News from the Noteworthy
The summer of 2022 will be remembered as the year our beloved Lake Otsego first suffered a Harmful Algal Bloom (HAB).
The conditions which allow a HAB to occur are known. This column reviews Village of Cooperstown public beaches, boat launch sites and most importantly, Village drinking water.
The SUNY Oneonta Biological Field Station (BFS) has monitored lake conditions for decades. This summer, when Glimmerglass State Park first noted an algae bloom on July 27 and closed, BFS began twice weekly testing at locations around the lake. The results of those tests are on their website — suny.oneonta.edu/biological-field-station.
Per NYS Department of Health (DOH) guidelines a microcystin level greater than 4.0 µg/liter (micrograms per liter) is unsafe. BFS testing found microcystin levels in Hyde Bay and at the BFS station in Rat Cove at times exceeded 40.0 µg/liter. The Village appreciates BFS testing and appreciates The Fernleigh Foundation for underwriting testing costs into October.
The Village’s Fairy Spring and Three Mile parks have swimming areas. When the HAB was found at Glimmerglass, DOH signage on HABs was posted in the parks, on our website, and Facebook page.
Caretakers at each park performed daily visual inspections of the water. On Monday August 15, what looked like pollen in the water was observed at Three Mile. Testing indicated slightly over 5.0 µg/liter of microcystin. We closed Three Mile for swimming. It was reopened after test results on August 18 indicated the level had dropped to 0.7 µg/liter.
Unfortunately, the August 18 testing indicated that the level was high at Fairy Spring Park (8.0 µ/liter) and that park was closed for swimming for several days.
Annually Three Mile and Fairy Spring close for the season on Labor Day. Although the waters were safe, the swim areas were occasionally closed prior to Labor Day due to a lifeguard shortage.
The Village has two public boat launches, Fish Road and Fair Street. There are five privately owned launches on Otsego Lake which can also be used by the public. Aquatic Invasive Species (AIS) are a contributor to HABs. However, the Village is the only launch site which employs three boat stewards to inspect watercraft. Stewards funded by the Catskill Regional Invasive Species Partnership (CRISP), and the Village of Cooperstown are trained to identify AIS. They inspect, document and assist to decontaminate watercraft before they enter Lake Otsego. There is a disposal box for AIS material. With funding assistance from the Otsego Lake Association, the Village installed in 2017 the only boat wash station on Otsego Lake. This decontamination facility on Fish Road is equipped with a high pressure and temperature spray.

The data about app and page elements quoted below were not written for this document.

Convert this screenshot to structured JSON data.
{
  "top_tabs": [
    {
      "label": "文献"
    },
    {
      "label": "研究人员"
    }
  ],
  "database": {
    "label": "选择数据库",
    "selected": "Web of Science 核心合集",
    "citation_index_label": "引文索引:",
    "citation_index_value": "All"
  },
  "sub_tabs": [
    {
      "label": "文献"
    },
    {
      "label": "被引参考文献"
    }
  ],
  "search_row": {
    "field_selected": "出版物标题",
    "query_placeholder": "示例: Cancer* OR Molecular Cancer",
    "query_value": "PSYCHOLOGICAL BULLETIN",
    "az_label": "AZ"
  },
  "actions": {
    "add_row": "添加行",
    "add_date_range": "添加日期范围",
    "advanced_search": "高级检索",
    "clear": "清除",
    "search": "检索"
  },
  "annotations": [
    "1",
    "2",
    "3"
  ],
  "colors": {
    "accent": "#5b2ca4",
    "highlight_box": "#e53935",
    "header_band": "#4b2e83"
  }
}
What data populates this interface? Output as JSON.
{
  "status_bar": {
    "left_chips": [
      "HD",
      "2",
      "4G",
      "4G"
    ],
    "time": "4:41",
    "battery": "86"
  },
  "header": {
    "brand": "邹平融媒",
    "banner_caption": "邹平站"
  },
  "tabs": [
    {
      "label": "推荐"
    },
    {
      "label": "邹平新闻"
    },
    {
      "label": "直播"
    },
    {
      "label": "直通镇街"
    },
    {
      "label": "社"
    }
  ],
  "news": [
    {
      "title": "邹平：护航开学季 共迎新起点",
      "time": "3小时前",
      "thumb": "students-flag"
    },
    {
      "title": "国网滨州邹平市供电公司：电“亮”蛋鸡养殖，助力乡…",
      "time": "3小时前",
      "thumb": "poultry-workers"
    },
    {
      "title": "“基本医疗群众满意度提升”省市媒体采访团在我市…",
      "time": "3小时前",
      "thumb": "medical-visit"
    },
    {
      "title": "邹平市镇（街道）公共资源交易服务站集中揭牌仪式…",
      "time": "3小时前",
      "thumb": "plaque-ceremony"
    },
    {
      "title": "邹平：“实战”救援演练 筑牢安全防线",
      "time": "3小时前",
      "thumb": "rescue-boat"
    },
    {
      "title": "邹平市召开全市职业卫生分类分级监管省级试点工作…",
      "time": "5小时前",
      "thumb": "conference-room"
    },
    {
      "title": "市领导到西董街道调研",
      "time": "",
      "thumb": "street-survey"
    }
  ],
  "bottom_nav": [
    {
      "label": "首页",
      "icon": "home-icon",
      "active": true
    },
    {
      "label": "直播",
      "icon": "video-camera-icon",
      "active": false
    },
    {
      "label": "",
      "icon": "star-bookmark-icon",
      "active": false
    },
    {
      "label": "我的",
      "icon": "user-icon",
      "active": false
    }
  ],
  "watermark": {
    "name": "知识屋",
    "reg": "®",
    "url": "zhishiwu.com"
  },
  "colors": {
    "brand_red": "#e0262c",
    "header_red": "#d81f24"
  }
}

While motorboats are often viewed as the “culprits” for AIS, the BFS has warned for years that kayaks and canoes, which are able to be launched at any place along a shoreline, are more likely to transport AIS.
Finally, Otsego Lake serves as the drinking water source for the Village of Cooperstown.
Our municipal water system is regulated by the NYS Department of Health, and follows standards set by the EPA. The Village’s water treatment plant ensures water purity in a multi-step process. The chlorine used for disinfection kills bacteria, viruses and other microorganisms, including microcystins. All these processes along with daily testing ensure the safety of our drinking water. The Water Department files an Annual Drinking Water Quality Report with NYS, which provides much greater detail on our water system and the testing. The 2021 Report is on the Village website cooperstownny.org under Water and Sewer.
Mayor of Cooperstown